>>>
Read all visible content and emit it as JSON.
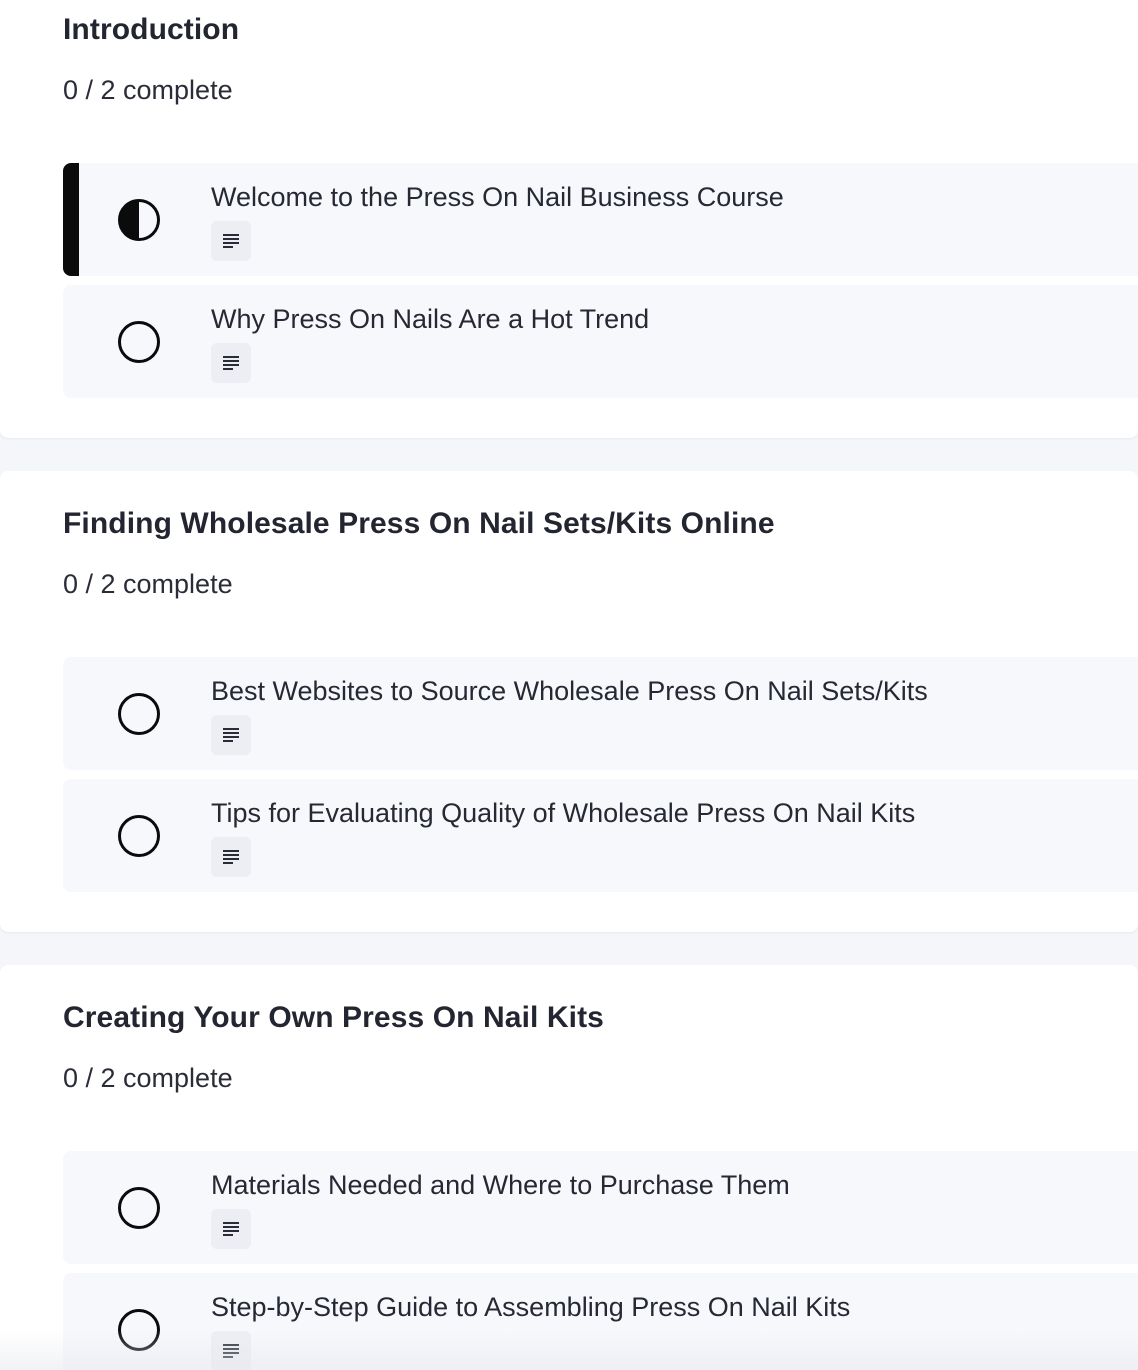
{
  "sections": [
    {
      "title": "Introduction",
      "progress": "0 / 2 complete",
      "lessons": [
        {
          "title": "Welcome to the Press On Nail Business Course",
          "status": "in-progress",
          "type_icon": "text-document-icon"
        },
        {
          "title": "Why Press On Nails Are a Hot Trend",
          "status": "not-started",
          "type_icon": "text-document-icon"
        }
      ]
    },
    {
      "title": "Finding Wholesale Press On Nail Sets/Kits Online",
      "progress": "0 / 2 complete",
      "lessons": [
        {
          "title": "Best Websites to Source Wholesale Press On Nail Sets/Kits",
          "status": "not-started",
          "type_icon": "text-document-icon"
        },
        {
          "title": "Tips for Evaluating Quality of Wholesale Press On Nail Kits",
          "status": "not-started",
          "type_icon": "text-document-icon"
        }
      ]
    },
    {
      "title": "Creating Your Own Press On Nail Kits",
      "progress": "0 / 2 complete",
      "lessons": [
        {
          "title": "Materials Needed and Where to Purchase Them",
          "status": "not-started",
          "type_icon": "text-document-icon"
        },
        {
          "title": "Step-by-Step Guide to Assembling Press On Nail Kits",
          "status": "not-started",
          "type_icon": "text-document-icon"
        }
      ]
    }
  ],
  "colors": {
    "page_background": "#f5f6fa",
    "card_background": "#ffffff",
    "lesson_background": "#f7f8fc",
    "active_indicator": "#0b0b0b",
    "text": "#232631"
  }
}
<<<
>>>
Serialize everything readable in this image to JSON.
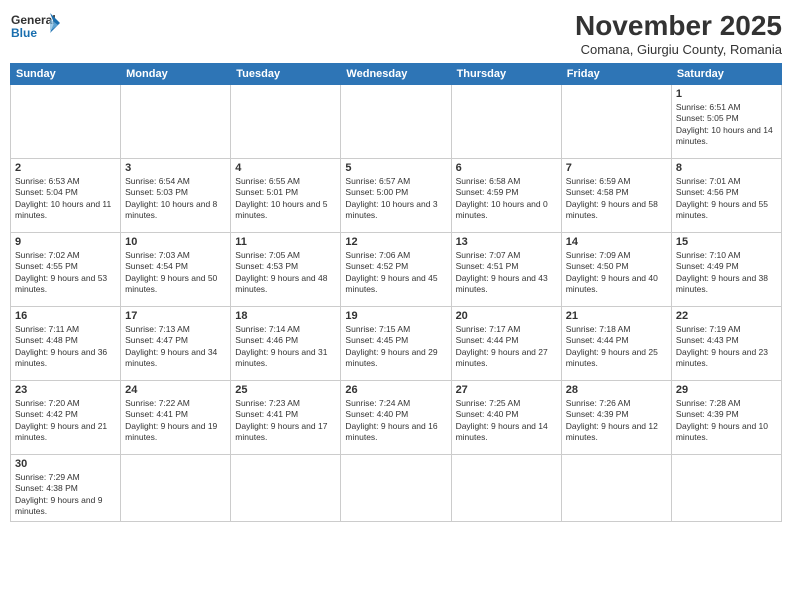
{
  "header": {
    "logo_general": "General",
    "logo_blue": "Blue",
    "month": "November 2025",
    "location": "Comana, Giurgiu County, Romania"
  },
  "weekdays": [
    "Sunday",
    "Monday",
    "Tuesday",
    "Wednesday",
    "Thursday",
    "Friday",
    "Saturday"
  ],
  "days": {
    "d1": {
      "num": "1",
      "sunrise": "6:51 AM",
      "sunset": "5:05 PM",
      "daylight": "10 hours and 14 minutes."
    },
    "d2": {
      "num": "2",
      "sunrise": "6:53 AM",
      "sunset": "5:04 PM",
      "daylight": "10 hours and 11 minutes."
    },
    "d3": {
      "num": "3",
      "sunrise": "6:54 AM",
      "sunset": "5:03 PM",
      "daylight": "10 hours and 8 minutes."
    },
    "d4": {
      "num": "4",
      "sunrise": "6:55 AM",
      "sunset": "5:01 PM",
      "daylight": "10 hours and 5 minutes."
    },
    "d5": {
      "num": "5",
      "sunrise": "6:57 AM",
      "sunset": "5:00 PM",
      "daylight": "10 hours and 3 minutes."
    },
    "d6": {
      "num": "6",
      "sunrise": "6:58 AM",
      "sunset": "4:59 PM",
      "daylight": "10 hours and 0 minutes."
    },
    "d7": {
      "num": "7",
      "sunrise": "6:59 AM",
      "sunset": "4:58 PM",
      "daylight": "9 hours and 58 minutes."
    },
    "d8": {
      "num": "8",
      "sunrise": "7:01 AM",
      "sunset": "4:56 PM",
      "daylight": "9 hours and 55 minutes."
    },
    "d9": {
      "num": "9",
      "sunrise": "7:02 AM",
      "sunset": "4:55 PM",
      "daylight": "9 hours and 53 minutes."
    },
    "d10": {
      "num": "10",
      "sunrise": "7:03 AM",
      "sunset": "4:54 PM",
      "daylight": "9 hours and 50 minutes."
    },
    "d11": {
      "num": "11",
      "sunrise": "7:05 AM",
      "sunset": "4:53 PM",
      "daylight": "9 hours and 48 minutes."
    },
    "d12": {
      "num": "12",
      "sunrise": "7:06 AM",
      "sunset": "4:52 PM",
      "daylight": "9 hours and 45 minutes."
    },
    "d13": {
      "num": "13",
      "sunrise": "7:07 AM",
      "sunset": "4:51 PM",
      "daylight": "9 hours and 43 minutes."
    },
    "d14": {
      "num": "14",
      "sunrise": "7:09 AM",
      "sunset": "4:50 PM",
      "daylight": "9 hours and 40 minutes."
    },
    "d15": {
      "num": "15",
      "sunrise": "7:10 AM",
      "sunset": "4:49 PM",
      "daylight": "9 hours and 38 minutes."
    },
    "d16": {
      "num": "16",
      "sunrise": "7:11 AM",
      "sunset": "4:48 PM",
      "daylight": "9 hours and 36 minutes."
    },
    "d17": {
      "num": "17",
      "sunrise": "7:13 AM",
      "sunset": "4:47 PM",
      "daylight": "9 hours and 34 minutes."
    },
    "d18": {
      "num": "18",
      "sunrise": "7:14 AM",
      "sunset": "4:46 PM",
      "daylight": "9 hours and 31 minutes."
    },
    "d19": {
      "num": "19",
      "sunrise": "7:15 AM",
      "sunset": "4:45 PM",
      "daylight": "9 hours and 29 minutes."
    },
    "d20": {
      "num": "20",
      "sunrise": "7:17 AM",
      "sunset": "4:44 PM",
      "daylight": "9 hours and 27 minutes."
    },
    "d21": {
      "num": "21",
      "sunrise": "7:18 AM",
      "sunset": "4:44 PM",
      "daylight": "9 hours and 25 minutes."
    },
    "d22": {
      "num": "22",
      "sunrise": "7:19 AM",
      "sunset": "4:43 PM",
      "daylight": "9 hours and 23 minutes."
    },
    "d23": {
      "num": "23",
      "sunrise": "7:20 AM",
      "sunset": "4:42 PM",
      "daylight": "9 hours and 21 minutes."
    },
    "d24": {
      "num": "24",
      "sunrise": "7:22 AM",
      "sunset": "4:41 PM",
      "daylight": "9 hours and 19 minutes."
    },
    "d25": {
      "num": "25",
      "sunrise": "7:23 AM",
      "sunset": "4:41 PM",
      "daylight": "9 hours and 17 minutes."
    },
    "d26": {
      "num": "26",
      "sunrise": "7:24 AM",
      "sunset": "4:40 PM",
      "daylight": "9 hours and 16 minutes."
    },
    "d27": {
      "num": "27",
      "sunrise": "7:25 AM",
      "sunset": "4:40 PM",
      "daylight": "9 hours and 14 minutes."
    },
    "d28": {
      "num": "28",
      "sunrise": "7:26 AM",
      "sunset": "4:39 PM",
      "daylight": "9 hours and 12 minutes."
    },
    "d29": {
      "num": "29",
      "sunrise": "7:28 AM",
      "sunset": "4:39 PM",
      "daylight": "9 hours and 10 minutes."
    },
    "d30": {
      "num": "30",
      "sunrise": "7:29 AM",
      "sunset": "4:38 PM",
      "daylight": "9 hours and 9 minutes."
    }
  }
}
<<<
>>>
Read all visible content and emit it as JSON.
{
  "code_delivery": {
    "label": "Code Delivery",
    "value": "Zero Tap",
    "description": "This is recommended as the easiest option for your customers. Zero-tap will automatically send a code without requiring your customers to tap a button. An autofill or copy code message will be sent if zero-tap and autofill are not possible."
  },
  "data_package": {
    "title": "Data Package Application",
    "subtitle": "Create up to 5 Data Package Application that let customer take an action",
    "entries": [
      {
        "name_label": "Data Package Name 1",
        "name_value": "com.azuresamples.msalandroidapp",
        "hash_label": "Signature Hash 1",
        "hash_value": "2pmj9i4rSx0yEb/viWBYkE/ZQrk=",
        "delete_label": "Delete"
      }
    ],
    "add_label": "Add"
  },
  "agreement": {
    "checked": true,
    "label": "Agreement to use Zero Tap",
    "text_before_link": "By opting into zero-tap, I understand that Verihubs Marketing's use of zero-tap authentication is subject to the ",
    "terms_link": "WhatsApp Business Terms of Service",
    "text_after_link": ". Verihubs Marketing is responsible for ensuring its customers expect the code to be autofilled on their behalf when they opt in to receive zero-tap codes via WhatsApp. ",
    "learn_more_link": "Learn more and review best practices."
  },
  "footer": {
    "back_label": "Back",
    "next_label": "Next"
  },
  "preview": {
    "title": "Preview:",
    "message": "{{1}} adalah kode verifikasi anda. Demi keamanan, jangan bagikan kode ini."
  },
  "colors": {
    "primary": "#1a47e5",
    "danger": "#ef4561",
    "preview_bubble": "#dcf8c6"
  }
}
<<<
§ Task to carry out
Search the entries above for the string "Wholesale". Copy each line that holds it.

§ Answer to this task
      "title": "Finding Wholesale Press On Nail Sets/Kits Online",
          "title": "Best Websites to Source Wholesale Press On Nail Sets/Kits",
          "title": "Tips for Evaluating Quality of Wholesale Press On Nail Kits",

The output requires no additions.